Dartmouth Health has published the latest webinar in its series, Heads Up: A Year-Long Mental Health Awareness Journey. This month expert panelists discuss the topic of “Social Media and Youth—How do we strike a healthy balance?”
The segment features Steven Schlozman, MD, a child psychiatrist at Dartmouth Health Children’s, Heather Inyart, the executive director of Media Power Youth, a youth development organization based in Manchester, NH, that partners with YMCAs and other organizations across the state, and Kenny Olibrice, an eleventh grader at Manchester Central High School and a youth advisor for Media Power Youth. Together, they discuss social media and how it affects mental health, particularly among young people. Whether it’s on TikTok, Facebook, Twitter or Twitch, young people are engaging with one another in these virtual spaces in ways that can be both emotionally constructive and destructive.
“What we do know, and what has stayed consistent across multiple platforms, is that teens are much more susceptible to the messages—both positive and negative—that are put out across social media platforms,” Schlozman said during the webinar discussion.
The panelists discussed ways young people can deescalate conflicts on social media, add positivity in virtual conversations and reduce excessive engagement. Likewise, panelists provided tips for parents and caregivers on how to talk to teens about social media and model healthy online habits.

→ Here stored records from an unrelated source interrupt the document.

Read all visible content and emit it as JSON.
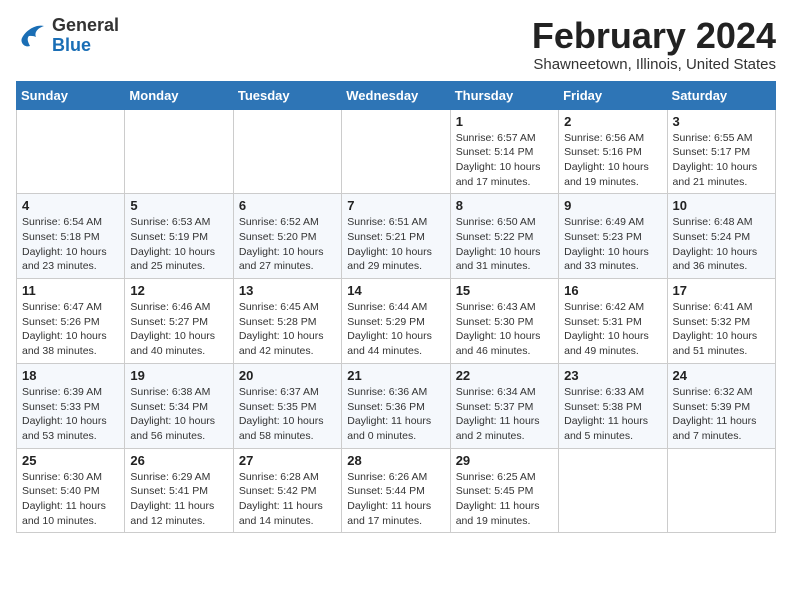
{
  "header": {
    "logo_general": "General",
    "logo_blue": "Blue",
    "month_year": "February 2024",
    "location": "Shawneetown, Illinois, United States"
  },
  "days_of_week": [
    "Sunday",
    "Monday",
    "Tuesday",
    "Wednesday",
    "Thursday",
    "Friday",
    "Saturday"
  ],
  "weeks": [
    [
      {
        "day": "",
        "info": ""
      },
      {
        "day": "",
        "info": ""
      },
      {
        "day": "",
        "info": ""
      },
      {
        "day": "",
        "info": ""
      },
      {
        "day": "1",
        "info": "Sunrise: 6:57 AM\nSunset: 5:14 PM\nDaylight: 10 hours\nand 17 minutes."
      },
      {
        "day": "2",
        "info": "Sunrise: 6:56 AM\nSunset: 5:16 PM\nDaylight: 10 hours\nand 19 minutes."
      },
      {
        "day": "3",
        "info": "Sunrise: 6:55 AM\nSunset: 5:17 PM\nDaylight: 10 hours\nand 21 minutes."
      }
    ],
    [
      {
        "day": "4",
        "info": "Sunrise: 6:54 AM\nSunset: 5:18 PM\nDaylight: 10 hours\nand 23 minutes."
      },
      {
        "day": "5",
        "info": "Sunrise: 6:53 AM\nSunset: 5:19 PM\nDaylight: 10 hours\nand 25 minutes."
      },
      {
        "day": "6",
        "info": "Sunrise: 6:52 AM\nSunset: 5:20 PM\nDaylight: 10 hours\nand 27 minutes."
      },
      {
        "day": "7",
        "info": "Sunrise: 6:51 AM\nSunset: 5:21 PM\nDaylight: 10 hours\nand 29 minutes."
      },
      {
        "day": "8",
        "info": "Sunrise: 6:50 AM\nSunset: 5:22 PM\nDaylight: 10 hours\nand 31 minutes."
      },
      {
        "day": "9",
        "info": "Sunrise: 6:49 AM\nSunset: 5:23 PM\nDaylight: 10 hours\nand 33 minutes."
      },
      {
        "day": "10",
        "info": "Sunrise: 6:48 AM\nSunset: 5:24 PM\nDaylight: 10 hours\nand 36 minutes."
      }
    ],
    [
      {
        "day": "11",
        "info": "Sunrise: 6:47 AM\nSunset: 5:26 PM\nDaylight: 10 hours\nand 38 minutes."
      },
      {
        "day": "12",
        "info": "Sunrise: 6:46 AM\nSunset: 5:27 PM\nDaylight: 10 hours\nand 40 minutes."
      },
      {
        "day": "13",
        "info": "Sunrise: 6:45 AM\nSunset: 5:28 PM\nDaylight: 10 hours\nand 42 minutes."
      },
      {
        "day": "14",
        "info": "Sunrise: 6:44 AM\nSunset: 5:29 PM\nDaylight: 10 hours\nand 44 minutes."
      },
      {
        "day": "15",
        "info": "Sunrise: 6:43 AM\nSunset: 5:30 PM\nDaylight: 10 hours\nand 46 minutes."
      },
      {
        "day": "16",
        "info": "Sunrise: 6:42 AM\nSunset: 5:31 PM\nDaylight: 10 hours\nand 49 minutes."
      },
      {
        "day": "17",
        "info": "Sunrise: 6:41 AM\nSunset: 5:32 PM\nDaylight: 10 hours\nand 51 minutes."
      }
    ],
    [
      {
        "day": "18",
        "info": "Sunrise: 6:39 AM\nSunset: 5:33 PM\nDaylight: 10 hours\nand 53 minutes."
      },
      {
        "day": "19",
        "info": "Sunrise: 6:38 AM\nSunset: 5:34 PM\nDaylight: 10 hours\nand 56 minutes."
      },
      {
        "day": "20",
        "info": "Sunrise: 6:37 AM\nSunset: 5:35 PM\nDaylight: 10 hours\nand 58 minutes."
      },
      {
        "day": "21",
        "info": "Sunrise: 6:36 AM\nSunset: 5:36 PM\nDaylight: 11 hours\nand 0 minutes."
      },
      {
        "day": "22",
        "info": "Sunrise: 6:34 AM\nSunset: 5:37 PM\nDaylight: 11 hours\nand 2 minutes."
      },
      {
        "day": "23",
        "info": "Sunrise: 6:33 AM\nSunset: 5:38 PM\nDaylight: 11 hours\nand 5 minutes."
      },
      {
        "day": "24",
        "info": "Sunrise: 6:32 AM\nSunset: 5:39 PM\nDaylight: 11 hours\nand 7 minutes."
      }
    ],
    [
      {
        "day": "25",
        "info": "Sunrise: 6:30 AM\nSunset: 5:40 PM\nDaylight: 11 hours\nand 10 minutes."
      },
      {
        "day": "26",
        "info": "Sunrise: 6:29 AM\nSunset: 5:41 PM\nDaylight: 11 hours\nand 12 minutes."
      },
      {
        "day": "27",
        "info": "Sunrise: 6:28 AM\nSunset: 5:42 PM\nDaylight: 11 hours\nand 14 minutes."
      },
      {
        "day": "28",
        "info": "Sunrise: 6:26 AM\nSunset: 5:44 PM\nDaylight: 11 hours\nand 17 minutes."
      },
      {
        "day": "29",
        "info": "Sunrise: 6:25 AM\nSunset: 5:45 PM\nDaylight: 11 hours\nand 19 minutes."
      },
      {
        "day": "",
        "info": ""
      },
      {
        "day": "",
        "info": ""
      }
    ]
  ]
}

The Heads Up series is a multi-pronged mental health awareness campaign that provides online resources, offers fresh perspectives from partner newspapers the New Hampshire Union Leader and the Seacoast Media Group, and highlights community events on mental health-related topics. The Heads Up series grew out of Dartmouth Health’s Senior Director of External Affairs and former New Hampshire Supreme Court Chief Justice John Broderick’s ongoing campaign to combat cultural stigma around mental illness and his forthcoming book Back Roads and Highways: My Journey to Discovery on Mental Health. The book chronicles his personal experiences visiting school gymnasiums and auditoriums throughout the northeast to talk with young people about mental health.
The first installment of this Heads Up series launched in May, during National Mental Health Awareness Month. In June, expert panelists and partner news articles focused on the unique mental and emotional struggles experienced by kids and young adults, and how the pandemic has increased those symptoms.

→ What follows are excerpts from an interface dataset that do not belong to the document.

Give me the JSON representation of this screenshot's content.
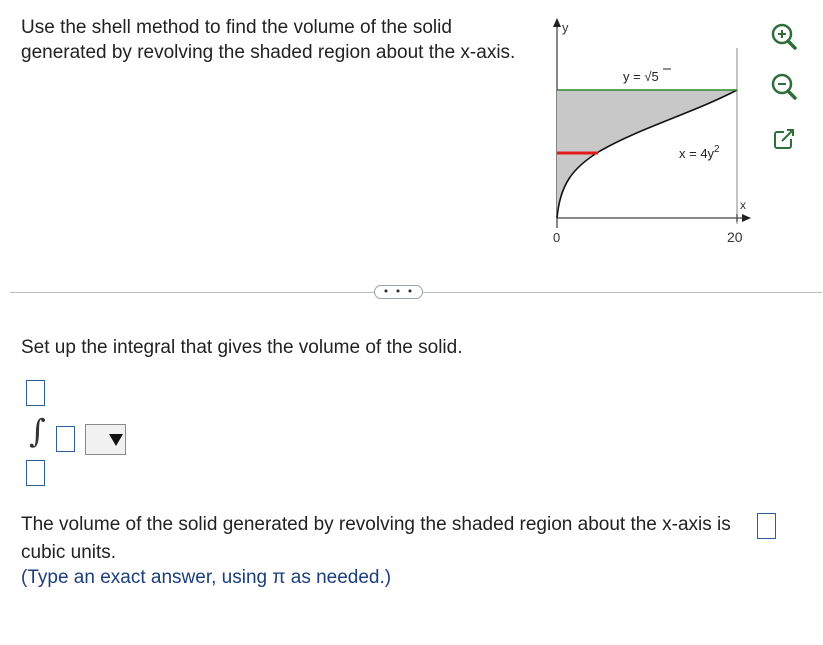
{
  "question": {
    "line1": "Use the shell method to find the volume of the solid",
    "line2": "generated by revolving the shaded region about the x-axis."
  },
  "graph": {
    "y_axis_label": "y",
    "x_axis_label": "x",
    "origin_label": "0",
    "x_tick_label": "20",
    "line_label_prefix": "y = ",
    "line_label_radicand": "5",
    "curve_label": "x = 4y",
    "curve_label_exponent": "2"
  },
  "tools": [
    "zoom-in-icon",
    "zoom-out-icon",
    "open-external-icon"
  ],
  "more_button_label": "• • •",
  "setup_prompt": "Set up the integral that gives the volume of the solid.",
  "volume_prompt": "The volume of the solid generated by revolving the shaded region about the x-axis is",
  "units_text": "cubic units.",
  "hint_text": "(Type an exact answer, using π as needed.)",
  "colors": {
    "accent": "#1c3e7a",
    "box_border": "#2f5f9a",
    "shade": "#c8c8c8",
    "line_green": "#2a8a2a",
    "strip_red": "#e31a1a"
  }
}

To find more details about the Heads Up Series, additional resources on mental health, to pre-order Broderick’s book or to view past newspaper feature articles and webinars, visit the Mental Health page on the Dartmouth Health website.
For more information about Media Power Youth, visit the Media Power Youth website.
About Dartmouth Health
Dartmouth Health, New Hampshire's only academic health system and the state's largest private employer, serves patients across northern New England. Dartmouth Health provides access to more than 2,000 providers in almost every area of medicine, delivering care at its flagship hospital, Dartmouth Hitchcock Medical Center (DHMC) in Lebanon, NH, as well as across its wide network of hospitals, clinics and care facilities. DHMC is consistently named the #1 hospital in New Hampshire by U.S. News & World Report, and recognized for high performance in numerous clinical specialties and procedures. Dartmouth Health includes its Dartmouth Cancer Center, one of only 51 National Cancer Institute-designated Comprehensive Cancer Centers in the nation, and the only such center in northern New England; Dartmouth Health Children’s, including the Children’s Hospital at Dartmouth Hitchcock Medical Center, the state’s only children’s hospital and clinic locations around the region; member hospitals in Lebanon, Keene and New London, NH, and Windsor, VT, and Visiting Nurse and Hospice for Vermont and New Hampshire; and more than 24 clinics that provide ambulatory services across New Hampshire and Vermont. Through its historical partnership with Dartmouth and the Geisel School of Medicine, Dartmouth Health trains nearly 400 medical residents and fellows annually, and performs cutting-edge research and clinical trials recognized across the globe with Geisel and the White River Junction VA Medical Center in White River Junction, VT. Dartmouth Health and its more than 13,000 employees are deeply committed to serving the healthcare needs of everyone in our communities, and to providing each of our patients with exceptional, personal care.